The Lightning haven’t started the season the way they wanted to, but the Sabres feel good about their play. Right now, Buffalo sits at second in the Atlantic Division with 20 points. The Lightning are sixth with 14.
Coach Jon Cooper isn’t going to get too caught up in the standings. The Lighnting are tied for fewest games played in the league at 13. The Calgary Flames have played 18, which means they’ve had an opportunity for 36 points vs the Lighnting’s 26. Buffalo has played 15 games.
“While you have these games, you do have to get points out of them,” Cooper said. “I’m not going to sit here and say we have to win both of these games. I want us to play well.”
He’s looking for consistency more than he’s demanding two wins. But the coach also figures if they consistently play well, they have a good chance at the points.
Consistent has been the buzzword, thus far. The Lightning has been up and down and all around through their first 13 games.
They’ve swiveled between allowing too many chances and not allowing many. They’ve scored seven goals twice and only one or two in five other games. Penalties have been an issue as well.
Buffalo brings the third best power play in the league into these games, against the Lighnting’s fifth-worst kill. Victor Olofsson has six power-play goals on the season. The Sabres have four players (Olofsson, Jack Eichel, Jeff Skinner and Rasmus Dahlin) with more than 10 power-play shots. Nikita Kucherov is the Lightning’s only player above that mark.
Eichel leads the Sabres with 17 points. Five players have more than 10 points on the season. Steven Stamkos leads the Lightning with 13 points and three others have reached double digits.
The biggest question going into this game has been Hedman’s status. The defenseman was hurt in in the Oct. 29 game against the Rangers and hasn’t played since. He practiced Tuesday and Thursday.
“I’m up for it,” Hedman said about playing Friday. “I felt good again today. The final decision is tomorrow.

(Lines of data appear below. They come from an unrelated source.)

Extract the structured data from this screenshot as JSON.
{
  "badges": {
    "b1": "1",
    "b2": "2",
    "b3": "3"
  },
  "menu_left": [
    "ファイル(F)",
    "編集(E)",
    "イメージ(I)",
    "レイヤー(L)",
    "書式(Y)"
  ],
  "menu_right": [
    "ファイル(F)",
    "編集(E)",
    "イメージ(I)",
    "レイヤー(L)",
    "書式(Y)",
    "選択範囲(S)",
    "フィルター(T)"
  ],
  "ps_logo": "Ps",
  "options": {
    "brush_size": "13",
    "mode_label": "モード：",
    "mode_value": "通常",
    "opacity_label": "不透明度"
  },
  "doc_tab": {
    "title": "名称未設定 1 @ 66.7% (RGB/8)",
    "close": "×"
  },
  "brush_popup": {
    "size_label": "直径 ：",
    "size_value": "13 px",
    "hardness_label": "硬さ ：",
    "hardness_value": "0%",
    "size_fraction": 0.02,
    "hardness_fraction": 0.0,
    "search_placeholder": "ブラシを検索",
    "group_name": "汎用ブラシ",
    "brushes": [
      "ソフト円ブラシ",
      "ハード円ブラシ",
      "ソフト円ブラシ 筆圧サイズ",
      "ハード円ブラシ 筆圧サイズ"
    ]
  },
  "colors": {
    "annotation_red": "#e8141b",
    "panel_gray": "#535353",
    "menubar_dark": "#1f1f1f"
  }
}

We’ll see how it goes, but I’m hopeful.”
That’s not a hard yes, but it certainly sounds likely that Hedman plays before a crowd longing to see their native on the ice.
Contact Diana C. Nearhos at firstname.lastname@example.org. Follow @dianacnearhos.